The one sure thing is that Trump will use that crisis as an excuse for getting what he otherwise could not; for “bailing out” his corporate cronies, sealing the borders, and perhaps even delaying elections or not honoring their results.

Even before the coronavirus crisis erupted, there was reason to fear that Trump would not cede power voluntarily. With the virus on peoples’ minds, he may come to the view that he has a pretext he could deploy to that end.

Democrats happy that Biden will be their nominee might find it worthwhile to ask him what he would do should Trump try anything like that as his term expires.

Warren would have a plan for that; and Sanders could be counted on, if necessary, to go down fighting. Either way would probably be good enough. Perhaps even Biden, with the right backing, could get past that problem, should it arise.
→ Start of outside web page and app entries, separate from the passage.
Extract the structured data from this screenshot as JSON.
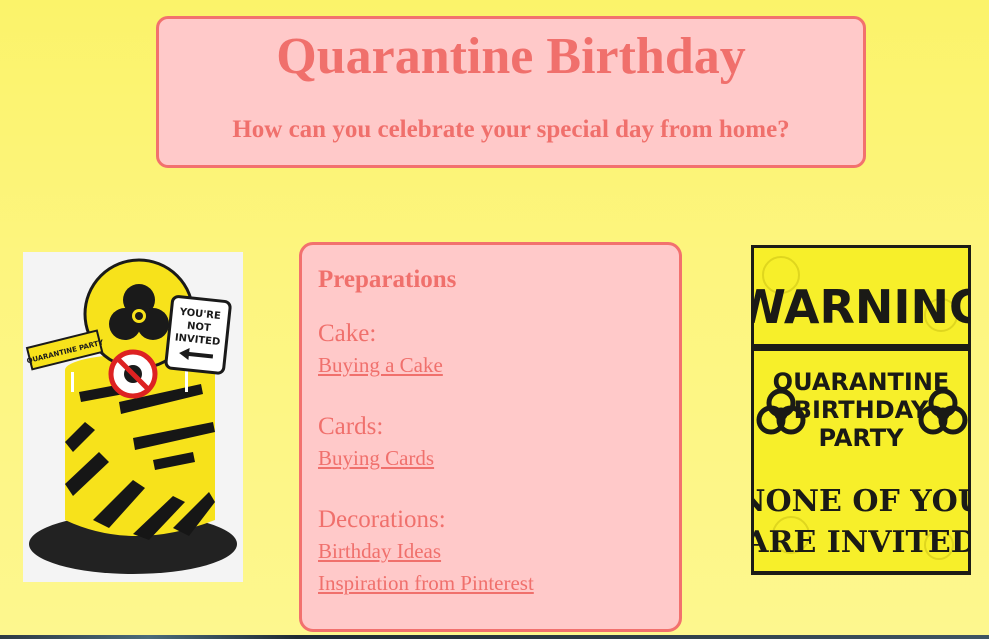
{
  "header": {
    "title": "Quarantine Birthday",
    "subtitle": "How can you celebrate your special day from home?"
  },
  "preparations": {
    "heading": "Preparations",
    "sections": [
      {
        "title": "Cake:",
        "links": [
          "Buying a Cake"
        ]
      },
      {
        "title": "Cards:",
        "links": [
          "Buying Cards"
        ]
      },
      {
        "title": "Decorations:",
        "links": [
          "Birthday Ideas",
          "Inspiration from Pinterest"
        ]
      }
    ]
  },
  "cake_image": {
    "sign_text": "YOU'RE NOT INVITED",
    "tape_text": "QUARANTINE PARTY"
  },
  "poster_image": {
    "warning": "WARNING",
    "line1": "QUARANTINE",
    "line2": "BIRTHDAY",
    "line3": "PARTY",
    "line4": "NONE OF YOU",
    "line5": "ARE INVITED"
  },
  "colors": {
    "background": "#fbf36a",
    "box_fill": "#ffc9c9",
    "accent": "#f0706c",
    "hazard_yellow": "#f7e21b"
  }
}
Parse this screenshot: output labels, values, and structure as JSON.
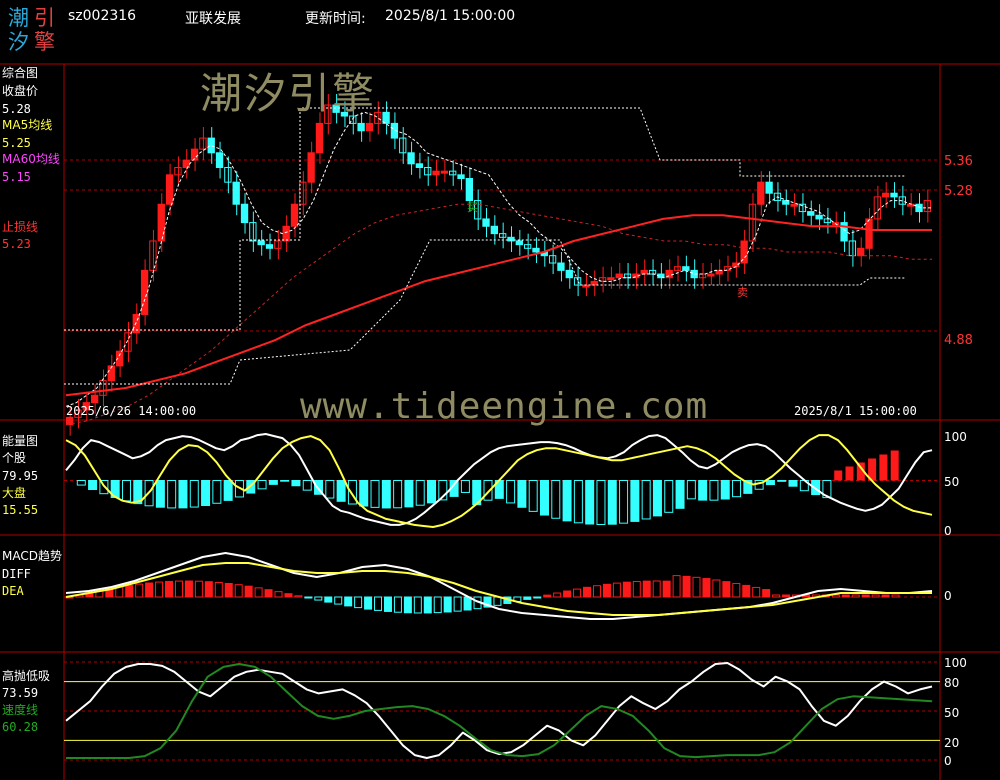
{
  "header": {
    "logo_chars": [
      "潮",
      "汐",
      "引",
      "擎"
    ],
    "code": "sz002316",
    "name": "亚联发展",
    "update_label": "更新时间:",
    "update_time": "2025/8/1 15:00:00"
  },
  "watermarks": {
    "brand": "潮汐引擎",
    "url": "www.tideengine.com"
  },
  "colors": {
    "up": "#ff1a1a",
    "down": "#33ffff",
    "ma5": "#ffffff",
    "ma60": "#cc2222",
    "white_line": "#ffffff",
    "yellow_line": "#ffff44",
    "green_line": "#228822",
    "grid_red": "#b00000"
  },
  "main_panel": {
    "title": "综合图",
    "close_label": "收盘价",
    "close_value": "5.28",
    "ma5_label": "MA5均线",
    "ma5_value": "5.25",
    "ma60_label": "MA60均线",
    "ma60_value": "5.15",
    "stop_label": "止损线",
    "stop_value": "5.23",
    "axis_labels": [
      "5.36",
      "5.28",
      "4.88"
    ],
    "start_date": "2025/6/26 14:00:00",
    "end_date": "2025/8/1 15:00:00",
    "marker_buy": "买",
    "marker_sell": "卖"
  },
  "energy_panel": {
    "title": "能量图",
    "stock_label": "个股",
    "stock_value": "79.95",
    "market_label": "大盘",
    "market_value": "15.55",
    "axis_labels": [
      "100",
      "50",
      "0"
    ]
  },
  "macd_panel": {
    "title": "MACD趋势",
    "diff_label": "DIFF",
    "dea_label": "DEA",
    "axis_labels": [
      "0"
    ]
  },
  "osc_panel": {
    "title": "高抛低吸",
    "value": "73.59",
    "speed_label": "速度线",
    "speed_value": "60.28",
    "axis_labels": [
      "100",
      "80",
      "50",
      "20",
      "0"
    ]
  },
  "chart_data": [
    {
      "type": "candlestick",
      "title": "综合图",
      "ylim": [
        4.74,
        5.6
      ],
      "closes": [
        4.72,
        4.74,
        4.76,
        4.78,
        4.82,
        4.86,
        4.9,
        4.95,
        5.0,
        5.12,
        5.2,
        5.3,
        5.38,
        5.4,
        5.42,
        5.45,
        5.48,
        5.44,
        5.4,
        5.36,
        5.3,
        5.25,
        5.2,
        5.19,
        5.18,
        5.2,
        5.24,
        5.3,
        5.36,
        5.44,
        5.52,
        5.57,
        5.55,
        5.54,
        5.52,
        5.5,
        5.52,
        5.55,
        5.52,
        5.48,
        5.44,
        5.41,
        5.4,
        5.38,
        5.39,
        5.39,
        5.38,
        5.37,
        5.31,
        5.26,
        5.24,
        5.22,
        5.21,
        5.2,
        5.19,
        5.18,
        5.17,
        5.16,
        5.14,
        5.12,
        5.1,
        5.08,
        5.08,
        5.09,
        5.1,
        5.1,
        5.11,
        5.1,
        5.11,
        5.12,
        5.11,
        5.1,
        5.12,
        5.13,
        5.12,
        5.1,
        5.11,
        5.11,
        5.12,
        5.13,
        5.14,
        5.2,
        5.3,
        5.36,
        5.33,
        5.31,
        5.3,
        5.3,
        5.28,
        5.27,
        5.26,
        5.25,
        5.25,
        5.2,
        5.16,
        5.18,
        5.26,
        5.32,
        5.33,
        5.32,
        5.3,
        5.3,
        5.28,
        5.31
      ],
      "ma5": [
        4.75,
        4.76,
        4.78,
        4.8,
        4.84,
        4.88,
        4.93,
        4.99,
        5.07,
        5.17,
        5.28,
        5.36,
        5.41,
        5.44,
        5.46,
        5.45,
        5.41,
        5.36,
        5.3,
        5.25,
        5.23,
        5.22,
        5.23,
        5.26,
        5.31,
        5.38,
        5.45,
        5.5,
        5.54,
        5.55,
        5.54,
        5.52,
        5.5,
        5.49,
        5.47,
        5.44,
        5.43,
        5.42,
        5.41,
        5.4,
        5.39,
        5.38,
        5.34,
        5.3,
        5.27,
        5.25,
        5.22,
        5.2,
        5.18,
        5.15,
        5.12,
        5.1,
        5.09,
        5.09,
        5.1,
        5.1,
        5.11,
        5.11,
        5.1,
        5.11,
        5.12,
        5.11,
        5.11,
        5.12,
        5.12,
        5.13,
        5.16,
        5.22,
        5.3,
        5.32,
        5.31,
        5.3,
        5.29,
        5.28,
        5.26,
        5.24,
        5.22,
        5.23,
        5.26,
        5.29,
        5.31,
        5.31,
        5.3,
        5.29,
        5.29
      ],
      "ma60": [
        4.7,
        4.71,
        4.73,
        4.75,
        4.78,
        4.82,
        4.86,
        4.9,
        4.95,
        5.0,
        5.05,
        5.1,
        5.14,
        5.18,
        5.22,
        5.25,
        5.27,
        5.28,
        5.29,
        5.3,
        5.3,
        5.29,
        5.28,
        5.27,
        5.26,
        5.25,
        5.24,
        5.22,
        5.21,
        5.2,
        5.2,
        5.19,
        5.19,
        5.18,
        5.18,
        5.17,
        5.17,
        5.17,
        5.16,
        5.16,
        5.16,
        5.15,
        5.15
      ],
      "stop_line": [
        4.78,
        4.79,
        4.8,
        4.82,
        4.84,
        4.87,
        4.9,
        4.93,
        4.97,
        5.0,
        5.03,
        5.06,
        5.09,
        5.11,
        5.13,
        5.15,
        5.17,
        5.2,
        5.22,
        5.24,
        5.26,
        5.27,
        5.27,
        5.26,
        5.25,
        5.24,
        5.24,
        5.23,
        5.23,
        5.23
      ],
      "upper_band": 5.55,
      "lower_band": 4.7,
      "buy_marker_near": 5.06,
      "sell_marker_near": 5.06
    },
    {
      "type": "bar+line",
      "title": "能量图",
      "ylim": [
        0,
        100
      ],
      "stock_line": [
        60,
        70,
        82,
        90,
        88,
        84,
        80,
        76,
        72,
        74,
        78,
        85,
        90,
        92,
        94,
        93,
        90,
        86,
        82,
        80,
        84,
        90,
        92,
        95,
        96,
        94,
        92,
        85,
        75,
        60,
        45,
        35,
        25,
        20,
        18,
        15,
        12,
        10,
        8,
        6,
        6,
        8,
        12,
        18,
        25,
        32,
        40,
        50,
        58,
        66,
        72,
        78,
        82,
        84,
        85,
        86,
        87,
        88,
        88,
        87,
        85,
        82,
        78,
        75,
        73,
        72,
        74,
        78,
        85,
        90,
        94,
        95,
        92,
        85,
        78,
        70,
        64,
        62,
        66,
        72,
        78,
        82,
        85,
        86,
        84,
        78,
        70,
        62,
        55,
        48,
        42,
        36,
        32,
        28,
        25,
        22,
        20,
        22,
        26,
        34,
        42,
        55,
        68,
        78,
        80
      ],
      "market_line": [
        90,
        85,
        75,
        60,
        45,
        35,
        30,
        28,
        30,
        40,
        55,
        70,
        80,
        85,
        84,
        78,
        68,
        55,
        45,
        40,
        48,
        60,
        72,
        82,
        88,
        92,
        94,
        90,
        80,
        62,
        42,
        28,
        20,
        16,
        12,
        10,
        8,
        6,
        5,
        4,
        6,
        10,
        15,
        22,
        30,
        40,
        50,
        60,
        70,
        76,
        80,
        82,
        82,
        80,
        78,
        76,
        74,
        72,
        70,
        70,
        72,
        74,
        76,
        78,
        80,
        82,
        84,
        82,
        78,
        72,
        64,
        56,
        50,
        46,
        48,
        54,
        62,
        72,
        82,
        90,
        95,
        95,
        90,
        80,
        68,
        56,
        46,
        38,
        30,
        24,
        20,
        18,
        16
      ]
    },
    {
      "type": "bar+line",
      "title": "MACD趋势",
      "series": [
        {
          "name": "DIFF",
          "values": [
            0.02,
            0.03,
            0.05,
            0.08,
            0.12,
            0.16,
            0.2,
            0.22,
            0.2,
            0.16,
            0.12,
            0.1,
            0.12,
            0.15,
            0.16,
            0.14,
            0.1,
            0.04,
            -0.02,
            -0.06,
            -0.08,
            -0.09,
            -0.1,
            -0.11,
            -0.11,
            -0.1,
            -0.09,
            -0.08,
            -0.07,
            -0.06,
            -0.05,
            -0.03,
            0.0,
            0.03,
            0.04,
            0.03,
            0.02,
            0.02,
            0.03
          ]
        },
        {
          "name": "DEA",
          "values": [
            0.0,
            0.02,
            0.04,
            0.07,
            0.1,
            0.13,
            0.16,
            0.17,
            0.17,
            0.15,
            0.13,
            0.12,
            0.12,
            0.13,
            0.13,
            0.12,
            0.1,
            0.07,
            0.03,
            0.0,
            -0.03,
            -0.05,
            -0.07,
            -0.08,
            -0.09,
            -0.09,
            -0.09,
            -0.08,
            -0.07,
            -0.06,
            -0.05,
            -0.04,
            -0.02,
            0.0,
            0.02,
            0.02,
            0.02,
            0.02,
            0.02
          ]
        }
      ]
    },
    {
      "type": "line",
      "title": "高抛低吸",
      "ylim": [
        0,
        100
      ],
      "series": [
        {
          "name": "高抛低吸",
          "values": [
            40,
            50,
            60,
            75,
            88,
            95,
            98,
            98,
            96,
            90,
            80,
            70,
            65,
            75,
            85,
            90,
            92,
            90,
            88,
            80,
            72,
            68,
            70,
            72,
            66,
            58,
            45,
            30,
            15,
            5,
            2,
            5,
            15,
            28,
            20,
            10,
            6,
            8,
            15,
            25,
            35,
            30,
            20,
            15,
            25,
            40,
            55,
            65,
            58,
            52,
            60,
            72,
            80,
            90,
            98,
            99,
            92,
            82,
            75,
            85,
            80,
            72,
            55,
            40,
            35,
            45,
            60,
            72,
            80,
            75,
            68,
            72,
            75
          ]
        },
        {
          "name": "速度线",
          "values": [
            2,
            2,
            2,
            2,
            2,
            4,
            12,
            30,
            60,
            85,
            95,
            98,
            95,
            85,
            70,
            55,
            45,
            42,
            45,
            50,
            52,
            54,
            55,
            52,
            45,
            35,
            22,
            10,
            5,
            4,
            6,
            15,
            30,
            45,
            55,
            52,
            45,
            30,
            12,
            4,
            3,
            4,
            5,
            5,
            5,
            8,
            18,
            35,
            52,
            62,
            65,
            64,
            63,
            62,
            61,
            60
          ]
        }
      ]
    }
  ]
}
But then, once Trump is dispatched, the real struggle will begin – to rid the world not just of Trump and Trumpism, but also of the conditions that brought the Trumpian trauma on. A technocratic fix for the conditions that brought the coronavirus crisis on may be just what the doctor ordered, but for Trumpism, with or without the Donald, a technocratic fix is not nearly enough.

Sanders’ counter-systemic radicalism, pumped up to a deeper, more far-reaching – more socialist – level, just might be.

To that end, given the institutions that encumber us, the best we now can do is build a true Left Opposition, grounded more in Bernie-style than Warren-style politics. That would be, by far, the best feasible way forward.

Meanwhile, Biden’s way is no way at all. However, to get beyond it, we have no choice, for the time being, but to live with it; taking solace in the fact, much appreciated by women and men in unhappy marriages in times and places where the civil and ecclesiastical authorities forbid divorce, that circumstances do eventually change.

ANDREW LEVINE is the author most recently of THE AMERICAN IDEOLOGY (Routledge) and POLITICAL KEY WORDS (Blackwell) as well as of many other books and articles in political philosophy. His most recent book is In Bad Faith: What’s Wrong With the Opium of the People. He was a Professor (philosophy) at the University of Wisconsin-Madison and a Research Professor (philosophy) at the University of Maryland-College Park.  He is a contributor to Hopeless: Barack Obama and the Politics of Illusion (AK Press).